UMB’s art and literary journal tells the story of the last 18 months and shows how art has helped transform our grief and isolation into a celebration of healing, renewal, and hope.
The University of Maryland, Baltimore’s (UMB) Council for the Arts & Culture is pleased to announce that the third edition of 1807: An Art & Literary Journal is now available. It has been a labor of love during the pandemic.
It was a meaningful accomplishment in a challenging time given the trials of COVID-19, teleworking, and trying to achieve balance in a topsy-turvy world.

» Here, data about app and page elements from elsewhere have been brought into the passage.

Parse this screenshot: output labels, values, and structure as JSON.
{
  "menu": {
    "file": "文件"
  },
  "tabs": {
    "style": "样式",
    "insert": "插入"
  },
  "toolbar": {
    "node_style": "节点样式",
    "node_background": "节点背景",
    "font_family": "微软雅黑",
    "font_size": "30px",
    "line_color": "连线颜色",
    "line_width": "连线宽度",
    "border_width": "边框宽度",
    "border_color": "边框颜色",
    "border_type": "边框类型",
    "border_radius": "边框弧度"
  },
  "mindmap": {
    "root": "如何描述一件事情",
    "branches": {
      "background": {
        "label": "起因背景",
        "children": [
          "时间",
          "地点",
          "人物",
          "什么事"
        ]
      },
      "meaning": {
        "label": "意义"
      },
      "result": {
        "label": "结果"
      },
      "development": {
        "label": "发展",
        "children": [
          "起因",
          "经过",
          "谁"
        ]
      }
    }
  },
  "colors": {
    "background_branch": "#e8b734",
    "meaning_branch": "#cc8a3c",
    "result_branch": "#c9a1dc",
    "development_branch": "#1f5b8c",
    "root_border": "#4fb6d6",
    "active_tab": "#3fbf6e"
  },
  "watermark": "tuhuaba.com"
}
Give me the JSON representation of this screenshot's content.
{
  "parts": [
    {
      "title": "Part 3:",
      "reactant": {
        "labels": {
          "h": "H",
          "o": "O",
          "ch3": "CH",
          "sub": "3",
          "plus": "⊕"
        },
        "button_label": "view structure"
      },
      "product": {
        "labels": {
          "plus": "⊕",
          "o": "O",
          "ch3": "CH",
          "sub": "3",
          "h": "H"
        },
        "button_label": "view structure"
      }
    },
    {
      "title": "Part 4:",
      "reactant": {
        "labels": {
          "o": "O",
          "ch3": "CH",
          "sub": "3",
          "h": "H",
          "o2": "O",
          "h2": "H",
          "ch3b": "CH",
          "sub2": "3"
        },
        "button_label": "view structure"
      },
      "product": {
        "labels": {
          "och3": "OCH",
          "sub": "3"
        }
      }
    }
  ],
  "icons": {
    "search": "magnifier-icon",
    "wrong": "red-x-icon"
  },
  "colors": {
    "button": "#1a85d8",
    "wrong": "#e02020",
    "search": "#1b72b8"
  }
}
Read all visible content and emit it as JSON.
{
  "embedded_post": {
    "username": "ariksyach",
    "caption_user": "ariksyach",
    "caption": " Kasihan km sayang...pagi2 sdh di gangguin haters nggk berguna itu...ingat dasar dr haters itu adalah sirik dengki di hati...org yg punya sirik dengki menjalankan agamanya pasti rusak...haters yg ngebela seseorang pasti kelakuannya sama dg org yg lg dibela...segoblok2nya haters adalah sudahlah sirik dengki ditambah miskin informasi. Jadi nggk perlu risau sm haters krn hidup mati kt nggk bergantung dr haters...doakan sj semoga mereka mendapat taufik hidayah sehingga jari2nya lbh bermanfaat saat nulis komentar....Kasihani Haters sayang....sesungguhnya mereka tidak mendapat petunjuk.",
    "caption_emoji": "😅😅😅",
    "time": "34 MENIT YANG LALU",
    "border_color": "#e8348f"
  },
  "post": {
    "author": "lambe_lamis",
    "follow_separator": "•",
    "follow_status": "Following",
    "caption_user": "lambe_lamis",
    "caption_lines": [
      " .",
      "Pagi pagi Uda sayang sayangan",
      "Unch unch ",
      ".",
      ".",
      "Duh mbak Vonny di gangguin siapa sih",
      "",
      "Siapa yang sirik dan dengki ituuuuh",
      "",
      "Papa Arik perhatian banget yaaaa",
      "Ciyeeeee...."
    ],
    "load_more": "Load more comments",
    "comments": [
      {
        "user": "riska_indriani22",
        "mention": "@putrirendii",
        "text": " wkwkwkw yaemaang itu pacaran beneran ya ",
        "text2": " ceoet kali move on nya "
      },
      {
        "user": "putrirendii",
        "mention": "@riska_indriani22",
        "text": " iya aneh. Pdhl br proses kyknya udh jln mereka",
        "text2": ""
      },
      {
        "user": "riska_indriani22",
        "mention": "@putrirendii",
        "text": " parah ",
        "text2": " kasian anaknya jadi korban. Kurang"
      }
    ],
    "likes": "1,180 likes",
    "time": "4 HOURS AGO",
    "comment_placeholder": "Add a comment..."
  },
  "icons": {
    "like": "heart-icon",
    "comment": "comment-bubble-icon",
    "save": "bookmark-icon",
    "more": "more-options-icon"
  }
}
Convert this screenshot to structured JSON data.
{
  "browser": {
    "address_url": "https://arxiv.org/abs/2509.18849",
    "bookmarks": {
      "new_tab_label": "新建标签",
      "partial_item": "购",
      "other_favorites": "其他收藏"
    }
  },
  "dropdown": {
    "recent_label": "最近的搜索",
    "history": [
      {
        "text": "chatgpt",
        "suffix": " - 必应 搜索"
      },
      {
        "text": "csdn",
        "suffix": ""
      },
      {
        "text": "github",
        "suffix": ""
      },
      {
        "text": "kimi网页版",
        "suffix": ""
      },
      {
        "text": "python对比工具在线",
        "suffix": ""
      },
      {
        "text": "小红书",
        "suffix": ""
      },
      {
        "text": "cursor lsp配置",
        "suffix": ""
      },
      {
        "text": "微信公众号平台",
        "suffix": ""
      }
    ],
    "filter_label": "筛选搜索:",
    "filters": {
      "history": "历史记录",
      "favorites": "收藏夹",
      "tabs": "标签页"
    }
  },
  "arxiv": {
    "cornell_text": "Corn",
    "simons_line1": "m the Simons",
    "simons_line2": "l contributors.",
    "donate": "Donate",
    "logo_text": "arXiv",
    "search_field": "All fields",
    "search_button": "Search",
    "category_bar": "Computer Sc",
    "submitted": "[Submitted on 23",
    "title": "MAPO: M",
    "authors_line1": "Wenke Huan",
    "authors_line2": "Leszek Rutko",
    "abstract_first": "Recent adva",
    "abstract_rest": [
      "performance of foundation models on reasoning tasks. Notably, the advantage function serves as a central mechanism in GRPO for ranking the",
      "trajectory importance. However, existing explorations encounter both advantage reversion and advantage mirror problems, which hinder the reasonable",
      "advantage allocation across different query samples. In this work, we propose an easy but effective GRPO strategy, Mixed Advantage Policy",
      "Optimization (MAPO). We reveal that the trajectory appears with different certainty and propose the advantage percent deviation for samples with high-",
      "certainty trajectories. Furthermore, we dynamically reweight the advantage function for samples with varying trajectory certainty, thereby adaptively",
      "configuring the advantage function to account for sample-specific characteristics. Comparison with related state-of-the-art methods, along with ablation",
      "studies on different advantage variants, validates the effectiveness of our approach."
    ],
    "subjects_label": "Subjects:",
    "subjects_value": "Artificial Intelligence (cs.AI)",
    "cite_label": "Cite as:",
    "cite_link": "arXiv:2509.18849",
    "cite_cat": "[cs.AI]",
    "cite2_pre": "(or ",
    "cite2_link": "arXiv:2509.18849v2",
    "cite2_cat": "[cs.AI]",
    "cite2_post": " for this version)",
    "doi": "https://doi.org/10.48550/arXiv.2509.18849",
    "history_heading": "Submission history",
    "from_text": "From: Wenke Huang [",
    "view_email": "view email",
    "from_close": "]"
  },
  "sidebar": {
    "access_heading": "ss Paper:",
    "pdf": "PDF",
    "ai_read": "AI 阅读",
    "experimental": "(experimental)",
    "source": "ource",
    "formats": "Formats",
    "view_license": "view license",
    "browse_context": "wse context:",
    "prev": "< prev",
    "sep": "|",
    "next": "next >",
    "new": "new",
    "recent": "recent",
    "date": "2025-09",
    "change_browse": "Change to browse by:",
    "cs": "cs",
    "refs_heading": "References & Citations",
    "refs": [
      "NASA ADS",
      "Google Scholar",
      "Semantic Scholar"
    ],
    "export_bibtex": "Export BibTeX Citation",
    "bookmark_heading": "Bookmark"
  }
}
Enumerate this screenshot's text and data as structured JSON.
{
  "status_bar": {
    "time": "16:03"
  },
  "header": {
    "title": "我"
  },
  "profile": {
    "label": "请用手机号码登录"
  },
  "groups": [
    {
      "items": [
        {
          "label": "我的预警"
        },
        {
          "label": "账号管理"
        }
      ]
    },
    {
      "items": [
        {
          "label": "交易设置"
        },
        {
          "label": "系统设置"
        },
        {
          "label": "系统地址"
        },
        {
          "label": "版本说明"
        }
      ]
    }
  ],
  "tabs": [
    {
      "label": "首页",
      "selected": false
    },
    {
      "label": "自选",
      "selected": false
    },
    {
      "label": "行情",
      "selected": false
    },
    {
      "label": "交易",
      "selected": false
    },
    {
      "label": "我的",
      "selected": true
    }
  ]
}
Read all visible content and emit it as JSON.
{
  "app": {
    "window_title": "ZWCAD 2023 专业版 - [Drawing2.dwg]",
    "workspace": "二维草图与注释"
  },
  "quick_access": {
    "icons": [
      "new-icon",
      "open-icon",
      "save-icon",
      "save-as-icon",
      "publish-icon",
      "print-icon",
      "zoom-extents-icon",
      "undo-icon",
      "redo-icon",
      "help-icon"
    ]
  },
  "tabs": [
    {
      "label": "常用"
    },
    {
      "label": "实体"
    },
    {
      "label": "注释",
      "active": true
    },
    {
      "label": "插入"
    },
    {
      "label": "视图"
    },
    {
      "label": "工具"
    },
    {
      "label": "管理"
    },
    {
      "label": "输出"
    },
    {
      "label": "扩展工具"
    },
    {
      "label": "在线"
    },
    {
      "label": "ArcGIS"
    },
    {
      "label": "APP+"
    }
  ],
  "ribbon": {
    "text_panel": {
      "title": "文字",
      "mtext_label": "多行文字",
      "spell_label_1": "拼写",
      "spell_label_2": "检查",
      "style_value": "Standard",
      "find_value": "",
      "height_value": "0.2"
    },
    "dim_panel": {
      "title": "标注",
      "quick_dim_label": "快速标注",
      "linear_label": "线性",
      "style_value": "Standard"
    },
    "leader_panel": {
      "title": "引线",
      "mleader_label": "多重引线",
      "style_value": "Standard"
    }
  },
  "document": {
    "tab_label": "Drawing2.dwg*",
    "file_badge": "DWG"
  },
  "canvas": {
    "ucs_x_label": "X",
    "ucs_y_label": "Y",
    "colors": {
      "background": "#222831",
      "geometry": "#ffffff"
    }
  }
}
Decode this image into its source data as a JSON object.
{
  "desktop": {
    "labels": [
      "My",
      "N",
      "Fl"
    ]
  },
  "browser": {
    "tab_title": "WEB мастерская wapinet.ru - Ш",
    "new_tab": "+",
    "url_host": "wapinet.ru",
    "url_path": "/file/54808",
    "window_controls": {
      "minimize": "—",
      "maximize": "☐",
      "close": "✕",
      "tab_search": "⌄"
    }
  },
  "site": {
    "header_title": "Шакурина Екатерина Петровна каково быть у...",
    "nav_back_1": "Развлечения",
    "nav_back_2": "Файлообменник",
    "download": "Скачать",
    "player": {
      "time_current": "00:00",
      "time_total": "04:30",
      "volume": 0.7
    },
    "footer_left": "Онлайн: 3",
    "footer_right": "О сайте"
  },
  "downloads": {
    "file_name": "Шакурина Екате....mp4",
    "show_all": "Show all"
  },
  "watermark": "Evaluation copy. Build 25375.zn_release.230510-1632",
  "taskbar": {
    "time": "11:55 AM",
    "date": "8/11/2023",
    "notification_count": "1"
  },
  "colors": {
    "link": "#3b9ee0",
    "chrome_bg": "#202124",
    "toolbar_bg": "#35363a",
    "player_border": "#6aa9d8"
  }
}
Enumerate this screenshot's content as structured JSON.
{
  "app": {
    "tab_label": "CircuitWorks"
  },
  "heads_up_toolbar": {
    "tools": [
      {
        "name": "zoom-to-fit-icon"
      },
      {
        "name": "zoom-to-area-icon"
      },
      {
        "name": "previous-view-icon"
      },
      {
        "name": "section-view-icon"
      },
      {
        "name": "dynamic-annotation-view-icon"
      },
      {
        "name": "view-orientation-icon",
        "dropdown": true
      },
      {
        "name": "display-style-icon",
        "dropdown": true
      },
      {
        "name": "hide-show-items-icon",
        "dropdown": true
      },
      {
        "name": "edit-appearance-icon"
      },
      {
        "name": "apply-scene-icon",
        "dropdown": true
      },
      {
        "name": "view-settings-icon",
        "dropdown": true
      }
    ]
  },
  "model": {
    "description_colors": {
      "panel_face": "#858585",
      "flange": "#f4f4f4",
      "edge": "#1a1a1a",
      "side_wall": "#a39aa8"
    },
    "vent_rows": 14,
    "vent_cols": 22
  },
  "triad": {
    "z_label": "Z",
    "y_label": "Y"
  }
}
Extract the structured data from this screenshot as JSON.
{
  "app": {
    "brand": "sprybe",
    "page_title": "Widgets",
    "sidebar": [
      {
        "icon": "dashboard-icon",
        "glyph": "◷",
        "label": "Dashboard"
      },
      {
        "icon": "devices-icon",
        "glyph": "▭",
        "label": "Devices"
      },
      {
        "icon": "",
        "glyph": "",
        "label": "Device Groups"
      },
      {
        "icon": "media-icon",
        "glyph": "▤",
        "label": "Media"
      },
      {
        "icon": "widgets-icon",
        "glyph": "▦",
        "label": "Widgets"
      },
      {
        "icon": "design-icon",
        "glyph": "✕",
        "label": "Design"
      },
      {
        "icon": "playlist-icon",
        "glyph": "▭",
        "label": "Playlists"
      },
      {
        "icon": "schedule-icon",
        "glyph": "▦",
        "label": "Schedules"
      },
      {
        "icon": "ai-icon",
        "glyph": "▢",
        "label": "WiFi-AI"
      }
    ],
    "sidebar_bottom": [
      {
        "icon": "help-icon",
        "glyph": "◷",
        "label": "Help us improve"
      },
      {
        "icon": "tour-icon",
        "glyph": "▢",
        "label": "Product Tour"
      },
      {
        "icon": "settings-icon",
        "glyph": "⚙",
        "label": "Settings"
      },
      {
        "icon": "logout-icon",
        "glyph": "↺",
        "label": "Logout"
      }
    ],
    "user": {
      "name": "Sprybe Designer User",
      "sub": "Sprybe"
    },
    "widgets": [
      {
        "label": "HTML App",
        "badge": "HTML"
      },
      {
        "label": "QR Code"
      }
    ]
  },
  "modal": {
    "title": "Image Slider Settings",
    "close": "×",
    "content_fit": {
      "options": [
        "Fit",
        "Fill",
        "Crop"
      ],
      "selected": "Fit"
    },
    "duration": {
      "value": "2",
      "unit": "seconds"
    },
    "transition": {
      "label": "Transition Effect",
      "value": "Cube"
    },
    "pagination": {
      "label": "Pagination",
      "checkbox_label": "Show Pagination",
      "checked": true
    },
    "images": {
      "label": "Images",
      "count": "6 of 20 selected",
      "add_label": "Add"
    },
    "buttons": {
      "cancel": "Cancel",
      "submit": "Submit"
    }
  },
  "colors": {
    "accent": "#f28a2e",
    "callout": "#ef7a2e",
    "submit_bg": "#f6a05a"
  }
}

As Jennifer Litchman, MA, senior vice president for external relations, special assistant to the president, founder and chair, Council for the Arts & Culture, and 1807 editor-in-chief, says, “I think that we all deserve a hallelujah — for what we have been through, alone and together, and for how we have come together to endure the last year and a half, as a society, as a community, as a family. And for how art has helped transform our grief and isolation into a celebration of healing, renewal, and hope for the future.”
This issue’s compilation of artwork continues the arts council’s mission to create annual collections of previously unpublished works that broadly and creatively relate to the themes of social justice, health, healing, the mind, and the body.
This year’s cover features a beautiful photograph of a hazy sunrise — the soft collage of colors, the ethereal mood, and the leading lines of the cover conjure a feeling of peace. Cover artist Christopher Frisone, MSN, is a certified registered nurse anesthetist and an alumnus of the University of Maryland School of Nursing. He said he was “absolutely floored” to have had his photographic image “Tranquil Morning” selected. Notably, he is the first UMB graduate to have artwork chosen for a cover.
Likewise, the art within does not disappoint. Sixty-seven artists’ creations were chosen for the newest issue from over 235 pieces of artwork submitted. 1807’s creative director and managing editor, Dana Rampolla, shares, “I am most proud that each publication to date has resulted in a random representation of artists from across all of UMB.”
She describes the cover: “It has a smooth finish, different from the soft-touch of the first two issues.” Rampolla said she hoped to provide a different tactile sensation this time around. “The image warranted a very special finish, something that worked in tandem with the fluidity of the photograph. And the interior pages have a silky, smooth feel as you gently turn them.”
She goes on to say that her goal is to always make the journal itself part of the art. “From the layout to the printed product, I want the reader’s experience to be enjoyable.”
The journal features beautiful paintings, photography, images of varied and visual art, and writing: for example, a life-sized statue of mixed media, pandemic poetry, and a replication of needlework re-created in metal are just a smattering of art for review.
UMB President Bruce E. Jarrell, MD, FACS, sums it up: “'The Healing Environment: Without and Within' (R. Staricoff, S. Loppert, D. Kirklin, R. Richardson) claims that there is ‘evidence that engagement with artistic activities, either as an observer of the creative efforts of others or as an initiator of one's own creative efforts, can enhance one's moods, emotions, and other psychological states as well as have a salient impact on important physiological parameters.’ My hope is that 1807 lifts and impacts you as you turn each page.”
You can see the journal, download a PDF, and find out how to buy a copy here.